And while subsequent songs like Silent Spot and Auscultation to the Nation are pleasant enough diversions, they really lack the spark that fueled the first two songs. It also doesn’t help that some of the lyrics in Auscultation to the Nation feel as though they were written by a middle school student writing an essay about the need for a true democracy in America. This uncharacteristic political divergence feels misplaced and shoehorned into what is otherwise a perfectly serviceable pop song. And that’s the problem with Silencio—these songs are all, for the most part, perfectly adequate, but we’ve heard better and stronger songs from Sadier before. It’s not so much a sucker punch as a blunt disappointment from an artist who we know can do so much better. And she knows it too.
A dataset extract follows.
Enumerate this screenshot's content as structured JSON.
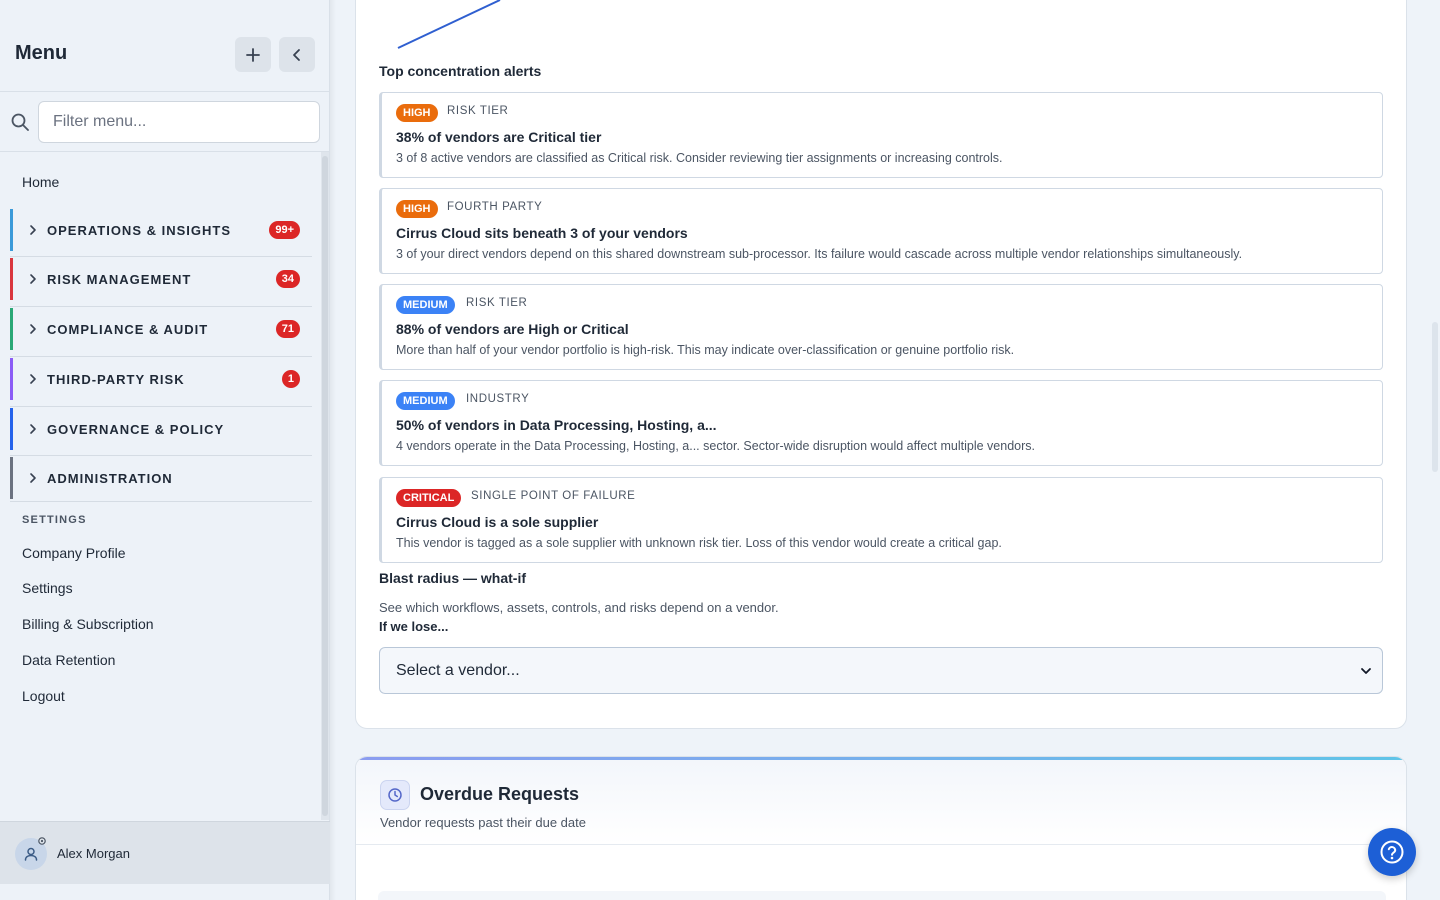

Other songs like Between Earth and Heaven and Fragment pour le future de l’homme fare better, mostly due to their relative similarity to her earlier work. Even the obvious French influences concerning her use of samba and bossa nova beats, while seeming natural on previous outings, feels a bit superfluous here as she relies more heavily on traditional pop construction. Sonically, there’s a lot of comparison to be drawn with her previous album, as she still uses that reliance on pop mechanics to balance out the more abstract use of electronic sounds. The album's nadir comes in the form of closing song, if it can even be called that, Invitation au Silence. This music-free treatise from Sadier calling for a return to silence of sorts comes across as completely unnecessary and slightly insulting to her fans, as it’s used as a kind of blunt-force trauma sermon. It’s a shame that the album feels slightly front loaded as it makes the ending sound that much worse.
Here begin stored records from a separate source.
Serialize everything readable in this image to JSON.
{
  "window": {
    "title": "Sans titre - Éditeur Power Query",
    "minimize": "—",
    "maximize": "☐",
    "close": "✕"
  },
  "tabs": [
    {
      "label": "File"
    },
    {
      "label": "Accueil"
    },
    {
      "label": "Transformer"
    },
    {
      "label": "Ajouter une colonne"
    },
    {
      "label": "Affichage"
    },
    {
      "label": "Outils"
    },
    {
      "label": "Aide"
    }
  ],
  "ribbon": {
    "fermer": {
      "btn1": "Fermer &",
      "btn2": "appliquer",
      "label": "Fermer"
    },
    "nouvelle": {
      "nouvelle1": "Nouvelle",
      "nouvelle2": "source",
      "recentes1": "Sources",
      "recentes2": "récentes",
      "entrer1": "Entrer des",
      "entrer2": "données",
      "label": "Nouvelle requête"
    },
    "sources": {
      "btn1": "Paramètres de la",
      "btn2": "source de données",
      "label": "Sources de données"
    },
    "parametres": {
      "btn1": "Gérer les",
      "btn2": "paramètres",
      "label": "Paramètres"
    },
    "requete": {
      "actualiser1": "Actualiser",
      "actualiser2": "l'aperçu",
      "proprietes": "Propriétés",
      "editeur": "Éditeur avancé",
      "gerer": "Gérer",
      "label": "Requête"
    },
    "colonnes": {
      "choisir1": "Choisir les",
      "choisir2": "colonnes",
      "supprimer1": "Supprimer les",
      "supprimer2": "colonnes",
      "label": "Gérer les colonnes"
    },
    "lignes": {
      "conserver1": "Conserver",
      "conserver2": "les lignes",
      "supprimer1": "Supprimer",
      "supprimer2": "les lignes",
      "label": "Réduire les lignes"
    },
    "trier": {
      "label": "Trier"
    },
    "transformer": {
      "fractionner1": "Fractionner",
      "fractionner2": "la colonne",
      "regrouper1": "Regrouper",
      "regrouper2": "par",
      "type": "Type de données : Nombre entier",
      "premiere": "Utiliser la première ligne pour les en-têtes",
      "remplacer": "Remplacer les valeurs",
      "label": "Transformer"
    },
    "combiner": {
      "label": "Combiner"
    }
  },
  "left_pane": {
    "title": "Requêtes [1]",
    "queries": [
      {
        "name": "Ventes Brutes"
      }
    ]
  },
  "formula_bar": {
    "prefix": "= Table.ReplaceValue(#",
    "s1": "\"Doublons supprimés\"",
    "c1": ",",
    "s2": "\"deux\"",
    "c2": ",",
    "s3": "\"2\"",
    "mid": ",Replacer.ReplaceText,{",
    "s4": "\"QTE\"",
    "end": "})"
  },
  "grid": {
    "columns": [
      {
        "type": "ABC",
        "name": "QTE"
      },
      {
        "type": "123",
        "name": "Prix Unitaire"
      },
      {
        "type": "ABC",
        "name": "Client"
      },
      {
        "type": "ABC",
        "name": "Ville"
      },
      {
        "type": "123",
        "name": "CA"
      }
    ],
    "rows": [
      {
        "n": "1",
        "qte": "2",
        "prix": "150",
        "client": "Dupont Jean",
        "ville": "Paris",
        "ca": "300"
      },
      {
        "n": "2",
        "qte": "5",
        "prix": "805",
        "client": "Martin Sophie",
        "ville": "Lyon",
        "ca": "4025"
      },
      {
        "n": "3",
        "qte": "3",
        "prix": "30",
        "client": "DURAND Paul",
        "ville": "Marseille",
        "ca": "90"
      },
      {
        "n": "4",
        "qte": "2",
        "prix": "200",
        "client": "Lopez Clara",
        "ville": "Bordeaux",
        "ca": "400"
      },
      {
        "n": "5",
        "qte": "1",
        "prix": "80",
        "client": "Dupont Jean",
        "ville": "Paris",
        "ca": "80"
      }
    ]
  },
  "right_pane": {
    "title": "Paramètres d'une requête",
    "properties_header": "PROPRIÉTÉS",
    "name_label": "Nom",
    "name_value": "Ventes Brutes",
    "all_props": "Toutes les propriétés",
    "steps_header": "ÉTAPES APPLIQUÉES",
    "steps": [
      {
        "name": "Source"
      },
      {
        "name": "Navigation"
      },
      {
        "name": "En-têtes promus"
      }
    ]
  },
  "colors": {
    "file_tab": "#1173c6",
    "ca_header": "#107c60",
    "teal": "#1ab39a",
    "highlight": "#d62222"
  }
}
To be fair, it’s difficult to come down too hard on the album as it does sound like a Laetitia Sadier album, and if that’s all you’re looking for, then you’ll be pleased. The problem that I had with the record is that it only sounds like an adequate Laetitia Sadier album and nothing more. There is no growth here from her last record. There are only borrowed bits from her past albums, and with an artist as talented as she is, that’s just lazy. I know it seems as though I didn’t enjoy the album, but really I’m more frustrated and disappointed regarding the lack of any real innovation or creative drive than I am ready to dismiss the album as a whole. This is Sadier on autopilot. I’m just waiting for her to take control again.